**Problem to work on:** Starting at the first entry below, repeat all the data word for word and drop the pictures.

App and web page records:
************

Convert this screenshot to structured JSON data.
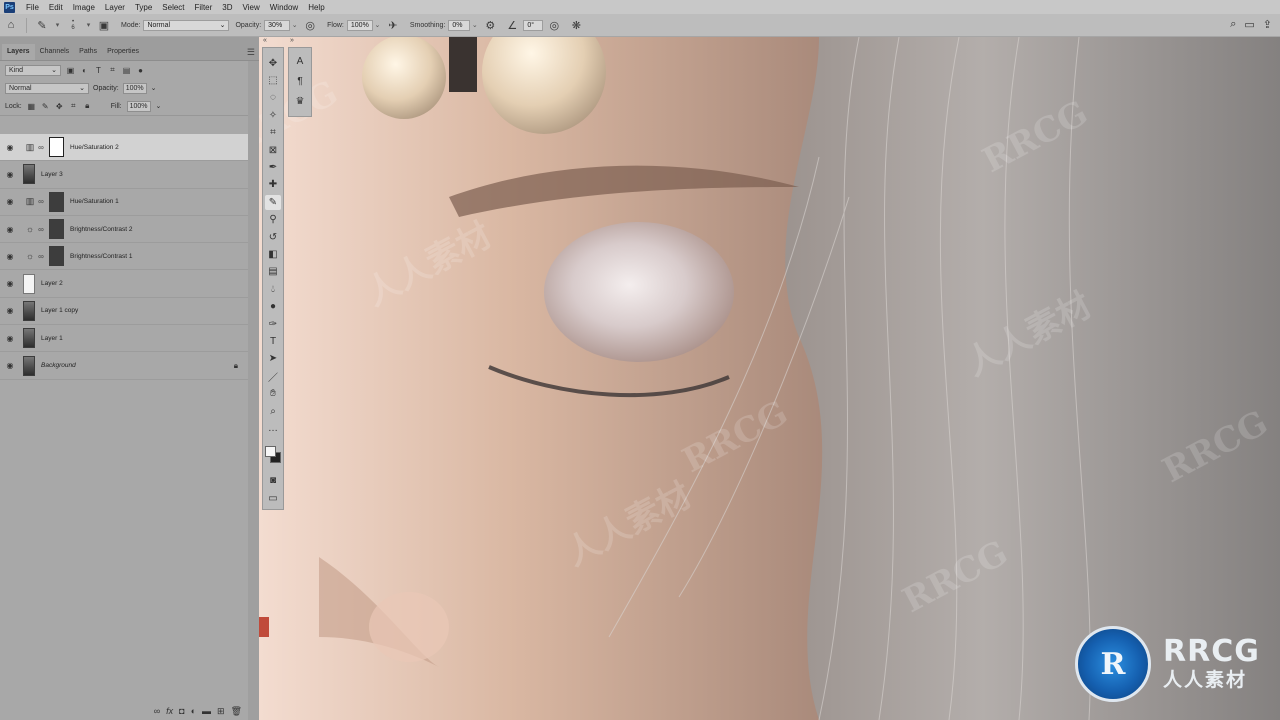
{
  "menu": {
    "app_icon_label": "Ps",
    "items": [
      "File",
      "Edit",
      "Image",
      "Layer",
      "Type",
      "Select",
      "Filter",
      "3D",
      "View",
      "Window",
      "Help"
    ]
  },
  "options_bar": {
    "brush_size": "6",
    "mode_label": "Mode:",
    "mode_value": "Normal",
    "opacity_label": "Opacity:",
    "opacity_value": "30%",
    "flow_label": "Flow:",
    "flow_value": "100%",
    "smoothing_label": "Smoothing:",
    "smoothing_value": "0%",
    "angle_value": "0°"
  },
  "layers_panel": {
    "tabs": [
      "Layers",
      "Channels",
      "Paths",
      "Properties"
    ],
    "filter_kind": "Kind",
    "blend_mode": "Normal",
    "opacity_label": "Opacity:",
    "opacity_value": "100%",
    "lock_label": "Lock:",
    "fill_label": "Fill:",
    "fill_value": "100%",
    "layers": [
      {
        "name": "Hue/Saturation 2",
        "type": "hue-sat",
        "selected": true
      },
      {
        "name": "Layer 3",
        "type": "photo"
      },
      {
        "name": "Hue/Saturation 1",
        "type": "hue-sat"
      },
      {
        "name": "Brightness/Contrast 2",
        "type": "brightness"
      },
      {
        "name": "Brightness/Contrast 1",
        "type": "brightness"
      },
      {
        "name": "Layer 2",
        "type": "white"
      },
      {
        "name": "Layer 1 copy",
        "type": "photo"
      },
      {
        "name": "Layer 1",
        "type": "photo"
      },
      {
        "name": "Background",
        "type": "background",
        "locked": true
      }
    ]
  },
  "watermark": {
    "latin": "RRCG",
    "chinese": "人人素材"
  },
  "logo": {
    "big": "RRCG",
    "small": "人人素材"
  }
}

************

**Your solution:**
Convert this screenshot to structured JSON data.
{
  "menu": {
    "app_icon_label": "Ps",
    "items": [
      "File",
      "Edit",
      "Image",
      "Layer",
      "Type",
      "Select",
      "Filter",
      "3D",
      "View",
      "Window",
      "Help"
    ]
  },
  "options_bar": {
    "brush_size": "6",
    "mode_label": "Mode:",
    "mode_value": "Normal",
    "opacity_label": "Opacity:",
    "opacity_value": "30%",
    "flow_label": "Flow:",
    "flow_value": "100%",
    "smoothing_label": "Smoothing:",
    "smoothing_value": "0%",
    "angle_value": "0°"
  },
  "layers_panel": {
    "tabs": [
      "Layers",
      "Channels",
      "Paths",
      "Properties"
    ],
    "filter_kind": "Kind",
    "blend_mode": "Normal",
    "opacity_label": "Opacity:",
    "opacity_value": "100%",
    "lock_label": "Lock:",
    "fill_label": "Fill:",
    "fill_value": "100%",
    "layers": [
      {
        "name": "Hue/Saturation 2",
        "type": "hue-sat",
        "selected": true
      },
      {
        "name": "Layer 3",
        "type": "photo"
      },
      {
        "name": "Hue/Saturation 1",
        "type": "hue-sat"
      },
      {
        "name": "Brightness/Contrast 2",
        "type": "brightness"
      },
      {
        "name": "Brightness/Contrast 1",
        "type": "brightness"
      },
      {
        "name": "Layer 2",
        "type": "white"
      },
      {
        "name": "Layer 1 copy",
        "type": "photo"
      },
      {
        "name": "Layer 1",
        "type": "photo"
      },
      {
        "name": "Background",
        "type": "background",
        "locked": true
      }
    ]
  },
  "watermark": {
    "latin": "RRCG",
    "chinese": "人人素材"
  },
  "logo": {
    "big": "RRCG",
    "small": "人人素材"
  }
}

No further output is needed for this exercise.